A music industry trade group recently announced that music sales rose for the first time in over a decade. After being pummeled by technology, particularly the Internet, it seems that a digital business model may finally be taking hold. That could mean good times ahead for music companies.
We’ve come a long way from the giant vinyl disks that spun on a phonograph. While those nostalgic items are still available, the compact disk was the big turning point in the music businesses’ decade long tailspin. The CD made music digital, digitization meant that music was just a computer file. Computer files are easy to copy and share. No more mix tapes, just copy and paste.
Apple Inc. (NASDAQ:AAPL) sped the decline with the introduction of the iPod. The first truly mass market digital music player. This created a reason to go digital. When the iPod music player morphed into the iPhone, music became even easier to port around and further increased digital music demand.
The first big battle for the music companies was the illegal copying and sharing of music. Clearly, if one person buys a CD and posts the digital files online for anyone savvy enough to find them, the music industry loses out on sales. The industry went into attack mode, suing people who were sharing music. That effort turned into a publicity nightmare and did nothing to help falling music sales, though many illicit music sharing sites did get shuttered.
Along with the iPod, Apple Inc. (NASDAQ:AAPL) created iTunes to sell digital music downloads. This created a complete ecosystem around the iPod, giving Apple the enviable position of controlling its customers’ entire music experience. And it gets a piece of every transaction. This is a benefit that still underpins Apple’s various products and helps it to maintain its market share. It is also a reason to start looking at the shares again after the recent sell off.

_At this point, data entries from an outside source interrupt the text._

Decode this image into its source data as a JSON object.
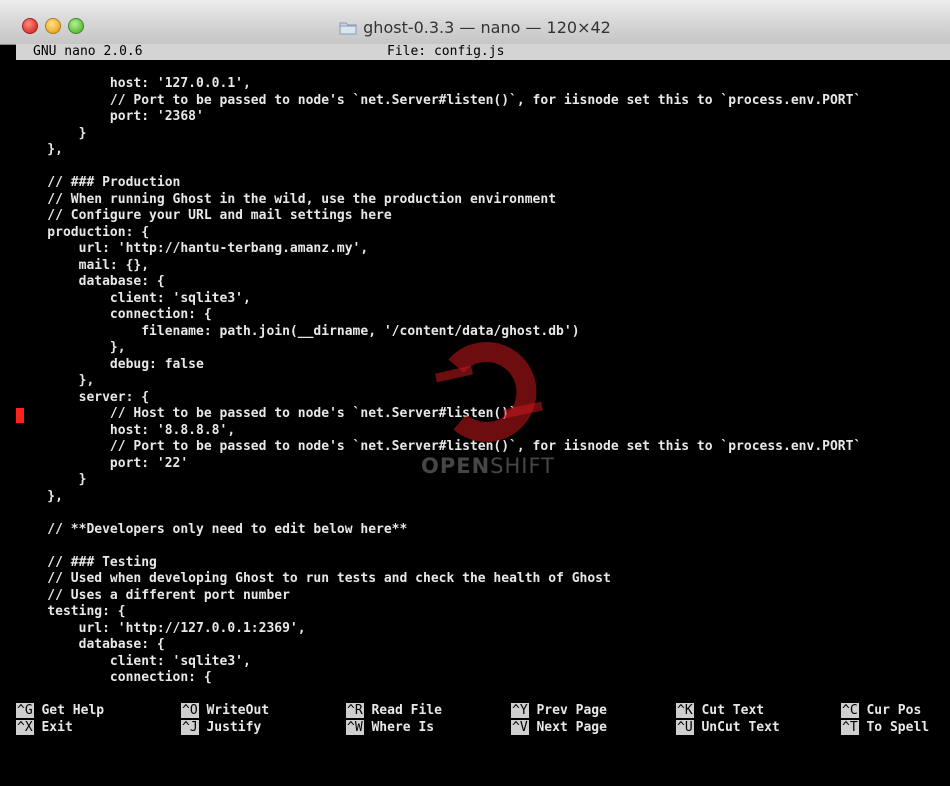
{
  "window": {
    "title": "ghost-0.3.3 — nano — 120×42",
    "folder_icon": "folder-icon"
  },
  "nano": {
    "version": "GNU nano 2.0.6",
    "file_label": "File: config.js"
  },
  "editor": {
    "lines": [
      "            host: '127.0.0.1',",
      "            // Port to be passed to node's `net.Server#listen()`, for iisnode set this to `process.env.PORT`",
      "            port: '2368'",
      "        }",
      "    },",
      "",
      "    // ### Production",
      "    // When running Ghost in the wild, use the production environment",
      "    // Configure your URL and mail settings here",
      "    production: {",
      "        url: 'http://hantu-terbang.amanz.my',",
      "        mail: {},",
      "        database: {",
      "            client: 'sqlite3',",
      "            connection: {",
      "                filename: path.join(__dirname, '/content/data/ghost.db')",
      "            },",
      "            debug: false",
      "        },",
      "        server: {",
      "            // Host to be passed to node's `net.Server#listen()`",
      "            host: '8.8.8.8',",
      "            // Port to be passed to node's `net.Server#listen()`, for iisnode set this to `process.env.PORT`",
      "            port: '22'",
      "        }",
      "    },",
      "",
      "    // **Developers only need to edit below here**",
      "",
      "    // ### Testing",
      "    // Used when developing Ghost to run tests and check the health of Ghost",
      "    // Uses a different port number",
      "    testing: {",
      "        url: 'http://127.0.0.1:2369',",
      "        database: {",
      "            client: 'sqlite3',",
      "            connection: {"
    ]
  },
  "watermark": {
    "brand_open": "OPEN",
    "brand_shift": "SHIFT",
    "logo_color": "#c8171d"
  },
  "shortcuts": [
    {
      "key": "^G",
      "label": "Get Help"
    },
    {
      "key": "^O",
      "label": "WriteOut"
    },
    {
      "key": "^R",
      "label": "Read File"
    },
    {
      "key": "^Y",
      "label": "Prev Page"
    },
    {
      "key": "^K",
      "label": "Cut Text"
    },
    {
      "key": "^C",
      "label": "Cur Pos"
    },
    {
      "key": "^X",
      "label": "Exit"
    },
    {
      "key": "^J",
      "label": "Justify"
    },
    {
      "key": "^W",
      "label": "Where Is"
    },
    {
      "key": "^V",
      "label": "Next Page"
    },
    {
      "key": "^U",
      "label": "UnCut Text"
    },
    {
      "key": "^T",
      "label": "To Spell"
    }
  ]
}
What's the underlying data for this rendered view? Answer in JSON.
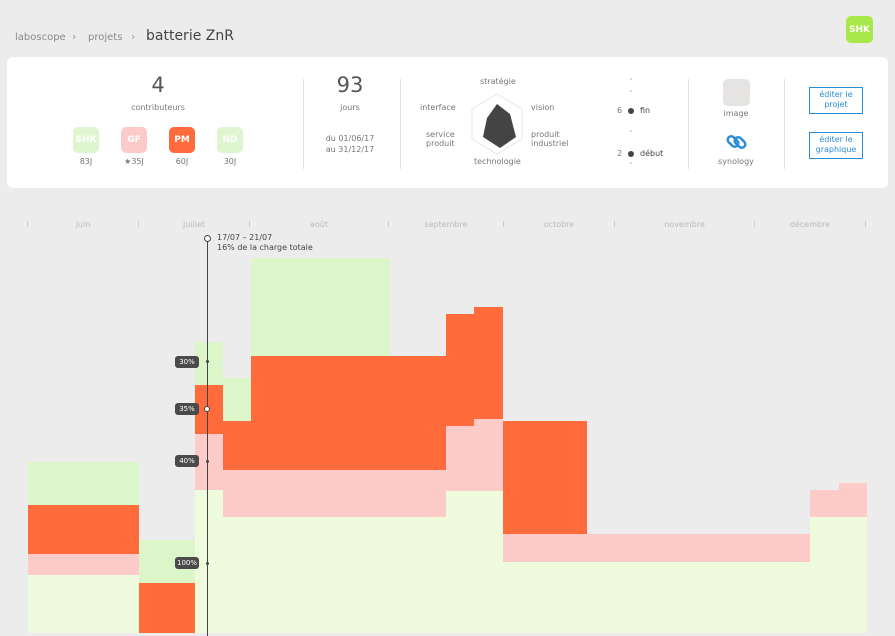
{
  "breadcrumb": {
    "root": "laboscope",
    "section": "projets",
    "current": "batterie ZnR"
  },
  "user_avatar": "SHK",
  "stats": {
    "contributors_count": "4",
    "contributors_label": "contributeurs",
    "days_count": "93",
    "days_label": "jours",
    "date_from": "du 01/06/17",
    "date_to": "au 31/12/17"
  },
  "contributors": [
    {
      "initials": "SHK",
      "days": "83J",
      "color": "#dff5cf"
    },
    {
      "initials": "GF",
      "days": "★35J",
      "color": "#fccbc9"
    },
    {
      "initials": "PM",
      "days": "60J",
      "color": "#ff6b3c"
    },
    {
      "initials": "ND",
      "days": "30J",
      "color": "#dff5cf"
    }
  ],
  "radar": {
    "top": "stratégie",
    "left_top": "interface",
    "right_top": "vision",
    "left_bottom": "service produit",
    "right_bottom": "produit industriel",
    "bottom": "technologie"
  },
  "progress": {
    "end_value": "6",
    "end_label": "fin",
    "start_value": "2",
    "start_label": "début"
  },
  "media": {
    "image_label": "image",
    "synology_label": "synology"
  },
  "actions": {
    "edit_project": "éditer le projet",
    "edit_chart": "éditer le graphique"
  },
  "timeline": {
    "months": [
      "juin",
      "juillet",
      "août",
      "septembre",
      "octobre",
      "novembre",
      "décembre"
    ],
    "cursor_range": "17/07 – 21/07",
    "cursor_note": "16% de la charge totale",
    "percent_markers": [
      "30%",
      "35%",
      "40%",
      "100%"
    ]
  },
  "chart_data": {
    "type": "area",
    "x_unit": "week",
    "series_colors": {
      "SHK": "#eefbdc",
      "SHK_light": "#dcf6c9",
      "GF": "#fdcbc8",
      "PM": "#ff6b3b"
    }
  }
}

The big benefit for the industry was that iTunes got customers used to paying for downloading music.
Selling music, however, isn’t the only way that music companies make money. They also earn royalties from the use of music. So radio stations, movies, and television shows that include music all pay for that privilege. Web sites that stream digital music quickly popped up. These sites, like Pandora Media, Inc. (NYSE:P), are similar to radio stations except that they allow interaction with the music.
Pandora Media, Inc. (NYSE:P), for example, has created a proprietary database of interconnections between different music. So, when a customer requests one song or artist, the site automatically creates a “station.” This exposes users to new music that they otherwise may not have heard and does it in a way that is familiar and, hopefully, keeping within the customer’s tastes.
Typical of this model, a free service is ad supported with a subscription level being ad free. While it remains to be seen if Pandora Media, Inc. (NYSE:P) has a successful business model, the change in listening habits is notable.